Rhino 0 3 21
Buffalo 1 0 2
Leopard 0 0 2
Giraffe 10 33 9
Zebra 2 51 16
Hippo 0 1 3
Warthog 1+ 7 9
Blue wildebeest 5 20 25
Hyena 15 1 3
Impala 200+ 200+ 500+
Nyala 2+ ? ?
Kudu 2+ ? 13
Steenbok ? 2 7
Baboon ? ? 20
Vervet monkey 0 0 22+
jackal 6 0 0
Ostridge 4 5 3
Crocodile 0 1 0
Tortoise 2 0 1
Scorpion 0 2 0

? : We saw the animal but we are not sure how many.
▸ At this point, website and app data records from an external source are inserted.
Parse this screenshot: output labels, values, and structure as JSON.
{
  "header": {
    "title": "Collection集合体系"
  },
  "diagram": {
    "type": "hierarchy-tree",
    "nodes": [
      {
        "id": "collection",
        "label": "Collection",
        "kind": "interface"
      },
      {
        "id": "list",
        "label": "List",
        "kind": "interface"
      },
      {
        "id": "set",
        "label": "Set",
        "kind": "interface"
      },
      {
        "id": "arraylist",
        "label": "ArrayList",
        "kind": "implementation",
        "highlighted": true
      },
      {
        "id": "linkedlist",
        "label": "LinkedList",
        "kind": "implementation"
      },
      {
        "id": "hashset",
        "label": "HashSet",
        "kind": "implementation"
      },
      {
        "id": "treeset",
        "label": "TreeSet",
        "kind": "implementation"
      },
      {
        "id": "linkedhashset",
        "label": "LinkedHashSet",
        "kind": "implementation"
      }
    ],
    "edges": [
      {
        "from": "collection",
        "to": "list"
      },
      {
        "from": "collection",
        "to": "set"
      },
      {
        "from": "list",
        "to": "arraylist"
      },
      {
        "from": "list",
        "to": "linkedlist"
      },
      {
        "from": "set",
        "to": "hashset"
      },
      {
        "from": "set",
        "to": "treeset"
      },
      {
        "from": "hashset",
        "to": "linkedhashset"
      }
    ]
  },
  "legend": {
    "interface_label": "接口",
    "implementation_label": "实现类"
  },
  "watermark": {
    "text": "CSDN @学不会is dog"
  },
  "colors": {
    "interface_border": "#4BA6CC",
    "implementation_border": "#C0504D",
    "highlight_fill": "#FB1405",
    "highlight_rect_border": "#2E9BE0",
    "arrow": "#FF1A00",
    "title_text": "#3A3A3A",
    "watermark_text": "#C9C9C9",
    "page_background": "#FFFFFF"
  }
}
If you want to see as many animals as possible here’s a few tips. First of all remember to have patience. You can easily drive for many hours without seeing anything, and suddenly you can be overwelmed by a huge group of elephants crossing the road. It can be a good idea to watch the other cars in the park, if they had stopped to look for something. But you cannot be sure that it’s always because they had spottet something, sometimes they are just looking at some impalas or at their map :P It can also be a good idea to give other drivers on your way a tip if you just spottet something big, maybe they have a great tip for you as well. That’s the way we spottet our first lion and a leopard! - So it’s always a good thing to try to cooperate with the other visitors. Drive slowly and you’ll see more. Take as many of the small roads and loops as possible, as they often give you a view over the rivers, where there’s a good chance of spotting a hippo, rhino or a crocodile.

Another tip is, that in some of the campsites and picnic stops they have a map over the park, where people can put a magnet on if they’ve seen some of the big animals, so other people know which area to look in. We can also recommend to drive in a 4x4 car with a high clearance. In this type of car you will be able to drive on all the dirtroads. Speedlimit is 40 km/h on dirt road and 50 km/h on tar roads.

Be aware of the tusist season in december, where the park can be crowded and you have to book accomodation in advance. You’ll even risk to be denied access at the frontgate if you haven’t booked in advance, because the park only allows a limited number of visitors per day to spare the wildlife and nature.


We really loved our stay in the park and can highly recommend a visit in the Kruger nationalpark if you also love the wildlife!


We've made a gallery about Kruger where you can see the different animals we saw too. Go check it out here!

Written by Mikkel & Cecilie